Got up to take an early train to Nara, a city about 30 miles south of Kyoto. Nara was Japan's capital from 710-784 CE (when the Emperor moved the capital to Kyoto), and it has a number of impressive shrines and temples dating from that period. The parklike environs of the eastern part of town are also heavily populated by Japanese Sika deer: a legendary guardian spirit of the then-new Capital descended from Heaven on the back of a white deer to protect the city. Vendors sell waferlike deer crackers for 150Y (about $1.50) a packet, so the deer are not only used to being fed by visitors but can be quite demanding about it. When I wasn't fast enough with a wafer, one grabbed at my pants' leg to hurry me up. They are smaller than North American white tail or mule deer.
Our first stop was Todaiji (Eastern Great Temple), the world's largest wooden structure, and home to the largest bronze Buddha as well. My camera was a bit challenged by the light conditions inside, but I did get a few photos. (Most active temples do not permit photos inside the Buddha Hall, but this one does. The building has been rebuilt twice after fires, so the current one was completed in 1709 - and it's 30% smaller than the original, but still impressive. (Yes, I'm cribbing stats from Wikipedia....)

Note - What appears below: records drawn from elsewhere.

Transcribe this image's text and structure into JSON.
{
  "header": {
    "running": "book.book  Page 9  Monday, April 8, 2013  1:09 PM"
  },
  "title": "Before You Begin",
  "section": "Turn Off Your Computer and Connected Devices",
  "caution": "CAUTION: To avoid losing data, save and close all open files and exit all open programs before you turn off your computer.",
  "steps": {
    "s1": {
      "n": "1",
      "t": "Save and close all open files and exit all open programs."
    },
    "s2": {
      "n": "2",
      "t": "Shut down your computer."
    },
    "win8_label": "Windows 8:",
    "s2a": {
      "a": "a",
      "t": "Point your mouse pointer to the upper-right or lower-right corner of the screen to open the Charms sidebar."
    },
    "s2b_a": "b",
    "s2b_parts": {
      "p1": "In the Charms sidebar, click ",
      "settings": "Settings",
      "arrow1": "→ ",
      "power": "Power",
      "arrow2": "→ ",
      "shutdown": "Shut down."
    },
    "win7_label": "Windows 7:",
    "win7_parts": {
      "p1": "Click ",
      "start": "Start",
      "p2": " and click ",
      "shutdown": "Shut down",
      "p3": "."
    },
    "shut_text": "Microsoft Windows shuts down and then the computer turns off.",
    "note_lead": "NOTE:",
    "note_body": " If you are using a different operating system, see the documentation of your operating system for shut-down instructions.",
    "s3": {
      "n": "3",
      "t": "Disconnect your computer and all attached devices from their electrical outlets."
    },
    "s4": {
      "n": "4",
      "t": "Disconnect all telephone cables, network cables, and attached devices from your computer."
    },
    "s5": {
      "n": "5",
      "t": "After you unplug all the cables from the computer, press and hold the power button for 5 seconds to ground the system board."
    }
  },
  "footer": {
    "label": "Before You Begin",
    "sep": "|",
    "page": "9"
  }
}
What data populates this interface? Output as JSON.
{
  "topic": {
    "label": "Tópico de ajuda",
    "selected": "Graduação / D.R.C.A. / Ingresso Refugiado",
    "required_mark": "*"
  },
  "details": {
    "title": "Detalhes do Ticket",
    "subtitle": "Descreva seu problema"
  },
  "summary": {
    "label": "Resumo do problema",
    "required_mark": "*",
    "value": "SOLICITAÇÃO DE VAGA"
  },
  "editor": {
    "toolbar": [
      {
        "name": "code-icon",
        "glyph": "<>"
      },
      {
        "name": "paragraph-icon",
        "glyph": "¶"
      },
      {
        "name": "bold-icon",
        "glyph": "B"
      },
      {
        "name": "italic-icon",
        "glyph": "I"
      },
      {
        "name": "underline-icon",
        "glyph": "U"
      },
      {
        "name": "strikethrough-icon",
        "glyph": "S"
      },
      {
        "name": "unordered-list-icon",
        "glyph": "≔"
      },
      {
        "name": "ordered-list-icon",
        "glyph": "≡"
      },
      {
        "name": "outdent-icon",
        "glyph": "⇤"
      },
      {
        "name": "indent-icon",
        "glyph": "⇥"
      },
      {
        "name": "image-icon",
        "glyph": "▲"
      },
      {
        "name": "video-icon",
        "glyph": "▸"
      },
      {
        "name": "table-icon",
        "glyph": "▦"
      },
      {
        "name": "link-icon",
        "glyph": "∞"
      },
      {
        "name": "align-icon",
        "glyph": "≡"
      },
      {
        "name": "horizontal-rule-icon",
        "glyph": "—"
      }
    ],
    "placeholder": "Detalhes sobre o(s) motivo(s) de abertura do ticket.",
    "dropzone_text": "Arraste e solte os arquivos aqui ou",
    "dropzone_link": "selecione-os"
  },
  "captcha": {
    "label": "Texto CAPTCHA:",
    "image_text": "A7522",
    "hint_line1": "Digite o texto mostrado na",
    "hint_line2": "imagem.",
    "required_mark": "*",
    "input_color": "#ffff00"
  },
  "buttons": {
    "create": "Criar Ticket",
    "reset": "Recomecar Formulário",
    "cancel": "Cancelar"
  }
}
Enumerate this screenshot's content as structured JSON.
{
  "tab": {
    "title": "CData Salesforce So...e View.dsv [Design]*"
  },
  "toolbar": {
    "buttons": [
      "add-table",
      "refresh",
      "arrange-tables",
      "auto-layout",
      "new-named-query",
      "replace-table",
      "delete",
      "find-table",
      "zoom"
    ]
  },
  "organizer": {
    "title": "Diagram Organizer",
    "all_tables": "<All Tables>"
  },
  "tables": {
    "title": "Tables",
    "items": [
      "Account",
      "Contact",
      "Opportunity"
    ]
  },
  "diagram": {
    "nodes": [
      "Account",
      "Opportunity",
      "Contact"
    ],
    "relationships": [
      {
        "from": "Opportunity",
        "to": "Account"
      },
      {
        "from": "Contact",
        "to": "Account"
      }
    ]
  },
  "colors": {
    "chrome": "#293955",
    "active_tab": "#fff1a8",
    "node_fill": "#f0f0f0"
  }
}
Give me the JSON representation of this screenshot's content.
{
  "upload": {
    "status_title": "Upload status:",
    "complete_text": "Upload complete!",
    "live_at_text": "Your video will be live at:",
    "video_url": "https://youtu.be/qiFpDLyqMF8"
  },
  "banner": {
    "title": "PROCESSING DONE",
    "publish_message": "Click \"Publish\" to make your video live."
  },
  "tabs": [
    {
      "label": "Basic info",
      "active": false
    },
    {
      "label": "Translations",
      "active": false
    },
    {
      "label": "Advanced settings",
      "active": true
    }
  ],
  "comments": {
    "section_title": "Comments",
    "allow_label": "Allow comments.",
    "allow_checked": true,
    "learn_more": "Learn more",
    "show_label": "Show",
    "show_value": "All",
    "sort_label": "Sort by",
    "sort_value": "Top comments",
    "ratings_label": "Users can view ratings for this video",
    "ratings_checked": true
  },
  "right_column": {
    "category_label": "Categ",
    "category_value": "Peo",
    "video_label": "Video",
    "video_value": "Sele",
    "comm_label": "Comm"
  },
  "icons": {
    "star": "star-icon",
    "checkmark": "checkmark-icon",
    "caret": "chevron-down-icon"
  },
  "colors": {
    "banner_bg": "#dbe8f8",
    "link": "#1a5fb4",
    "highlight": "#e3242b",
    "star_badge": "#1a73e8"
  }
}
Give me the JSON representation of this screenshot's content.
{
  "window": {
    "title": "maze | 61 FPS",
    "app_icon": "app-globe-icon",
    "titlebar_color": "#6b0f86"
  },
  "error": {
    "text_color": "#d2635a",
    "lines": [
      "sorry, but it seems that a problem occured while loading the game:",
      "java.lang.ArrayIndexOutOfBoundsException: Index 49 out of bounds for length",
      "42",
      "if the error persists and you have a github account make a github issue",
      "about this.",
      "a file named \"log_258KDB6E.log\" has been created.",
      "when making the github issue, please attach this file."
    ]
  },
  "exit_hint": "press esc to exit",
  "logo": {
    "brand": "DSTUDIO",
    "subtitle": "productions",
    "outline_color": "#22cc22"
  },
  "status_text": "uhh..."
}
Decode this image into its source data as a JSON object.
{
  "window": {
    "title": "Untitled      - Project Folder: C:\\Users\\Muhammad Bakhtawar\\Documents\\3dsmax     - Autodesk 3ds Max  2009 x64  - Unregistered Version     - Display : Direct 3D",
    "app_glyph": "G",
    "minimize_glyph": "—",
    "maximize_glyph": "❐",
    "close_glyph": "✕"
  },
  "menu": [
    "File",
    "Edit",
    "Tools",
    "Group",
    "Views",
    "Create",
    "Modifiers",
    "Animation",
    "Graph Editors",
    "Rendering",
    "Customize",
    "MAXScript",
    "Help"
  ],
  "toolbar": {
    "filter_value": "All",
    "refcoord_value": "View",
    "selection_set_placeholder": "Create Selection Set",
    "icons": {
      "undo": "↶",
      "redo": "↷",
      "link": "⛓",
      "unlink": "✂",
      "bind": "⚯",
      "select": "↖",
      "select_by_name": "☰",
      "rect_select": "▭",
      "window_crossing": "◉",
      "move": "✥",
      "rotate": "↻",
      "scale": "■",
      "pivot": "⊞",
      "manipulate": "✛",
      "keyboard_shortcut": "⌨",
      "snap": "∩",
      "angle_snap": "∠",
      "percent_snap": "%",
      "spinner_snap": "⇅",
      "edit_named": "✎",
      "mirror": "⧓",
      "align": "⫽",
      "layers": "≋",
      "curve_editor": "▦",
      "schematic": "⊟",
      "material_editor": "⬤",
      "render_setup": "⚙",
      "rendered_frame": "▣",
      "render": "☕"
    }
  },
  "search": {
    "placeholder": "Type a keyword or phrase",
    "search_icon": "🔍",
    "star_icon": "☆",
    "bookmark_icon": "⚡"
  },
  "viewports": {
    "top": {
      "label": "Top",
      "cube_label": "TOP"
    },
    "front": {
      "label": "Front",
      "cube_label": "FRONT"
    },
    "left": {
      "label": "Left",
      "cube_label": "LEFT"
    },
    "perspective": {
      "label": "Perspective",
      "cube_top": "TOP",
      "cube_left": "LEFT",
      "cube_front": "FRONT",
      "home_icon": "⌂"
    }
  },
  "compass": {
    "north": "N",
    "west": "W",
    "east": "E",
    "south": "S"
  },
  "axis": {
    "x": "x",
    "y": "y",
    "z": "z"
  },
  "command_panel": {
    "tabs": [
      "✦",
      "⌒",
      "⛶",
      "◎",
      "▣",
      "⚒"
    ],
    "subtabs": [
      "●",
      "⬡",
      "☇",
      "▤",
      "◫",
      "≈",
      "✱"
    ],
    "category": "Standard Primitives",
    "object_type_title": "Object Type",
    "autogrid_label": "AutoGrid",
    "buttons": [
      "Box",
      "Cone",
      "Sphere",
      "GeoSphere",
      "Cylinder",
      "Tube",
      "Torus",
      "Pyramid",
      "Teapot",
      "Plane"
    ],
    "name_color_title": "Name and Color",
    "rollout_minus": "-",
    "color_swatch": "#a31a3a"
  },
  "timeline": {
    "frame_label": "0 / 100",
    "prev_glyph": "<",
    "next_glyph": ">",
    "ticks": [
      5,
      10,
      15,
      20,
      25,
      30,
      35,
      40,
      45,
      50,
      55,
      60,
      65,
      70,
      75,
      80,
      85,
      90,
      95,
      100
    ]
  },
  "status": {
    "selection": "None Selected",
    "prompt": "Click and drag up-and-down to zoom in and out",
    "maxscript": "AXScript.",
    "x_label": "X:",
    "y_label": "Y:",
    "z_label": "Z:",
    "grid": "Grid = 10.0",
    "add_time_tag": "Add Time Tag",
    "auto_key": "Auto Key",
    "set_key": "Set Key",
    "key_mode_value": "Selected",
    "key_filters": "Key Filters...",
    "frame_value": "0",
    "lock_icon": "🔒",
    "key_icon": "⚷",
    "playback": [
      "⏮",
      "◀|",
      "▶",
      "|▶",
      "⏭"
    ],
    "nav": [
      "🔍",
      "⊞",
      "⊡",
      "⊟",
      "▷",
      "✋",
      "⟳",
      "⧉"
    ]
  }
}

From there, we wandered up through the Kasuga Taisha shrine complex, also dating from the 8th century. Set in a forested area on the slope leading up to the mountain, it's quite lovely - though there was a big wedding going on, so we didn't go inside. The massed ranks of stone lanterns have been donated over centuries by patrons of the shrine.
Josh, Ellen and I visited the treasure house, which contains armor and weapons belonging to famous personages and two massive taiko drums dating to the 13th century (no photos, unfortunately).
We found a place for lunch on a street behind the shrine at the base of the mountain. I also bought some calligraphy supplies from a shop there, then we circled back down past the shrine. Ellen needed a break. so she sat and had some tea while we went on to Kofukuji, once the family temple of the powerful Fujiwara family. The pagoda is extremely impressive and even larger than the one at Toji in Kyoto.
As you can see from the photos, one of the temple halls is undergoing reconstruction. We've encountered this at several sites: the building is enclosed in a giant pole building so they can work in all weather. There are even some shrines and temples where it is the practice to completely rebuild on a regular cycle!
We collected Ellen where we'd left her, at an outdoor tea vendor in the temple's shadow, refreshed ourselves with bottles of Raimune (it's basically a lemon-lime soda like 7Up). We headed back down into town, detouring through a shopping arcade on our way to our ryokan. http://www.hakushikaso.co.jp/english.htm Hakushikasou is just a couple blocks from the train station. We had a large traditional room to share. Ellen and I went swanning off to the women's baths in our loaner yukata. The entire room is a "wet zone" with drains in the floor and stations where you can sit or stand and scrub off with soap, shampoo, etc. BEFORE you enter the tub and turn into a limp noodle from the delightful warmth.
After, dinner was served on trays in our room. It was a huge feast - and I found I wasn't hungry and just sort of picked at it.
Our hosts came to clear trays and lay out our futons, and then we all went to bed.
Breakfast was in a dining room downstairs. Josh, Ellen and I opted for the Japanese breakfast, while Cori and Andy went with the so-called Western breakfast. Rice porridge, smoked salmon, pickles, vegetables, miso soup. I had more of an appetite than the night before, but still couldn't finish. And I had a slightly scratchy throat....
Off to the Nara National Museum for the annual showing of selected treasures from the Shosoin Repository. Back in the 700s when the Emperor died, the Empress donated his possessions to a temple repository. I saw clothing, weapons, a lute-like musical instrument, bronze mirrors, a pair of the Emperor's shoes. http://www.narahaku.go.jp/english/
We stopped for lunch at an okonomiyaki joint in that shopping arcade downtown. I decided to have an attack of common sense. I was tired, footsore and not feeling great, so I got a train back to Kyoto before the others and snatched some down-time for myself. I napped the rest of the afternoon, sent the gang off to dinner without me while I had tea and toast and monitored the laundry. I'm hoping to be feeling better in the morning.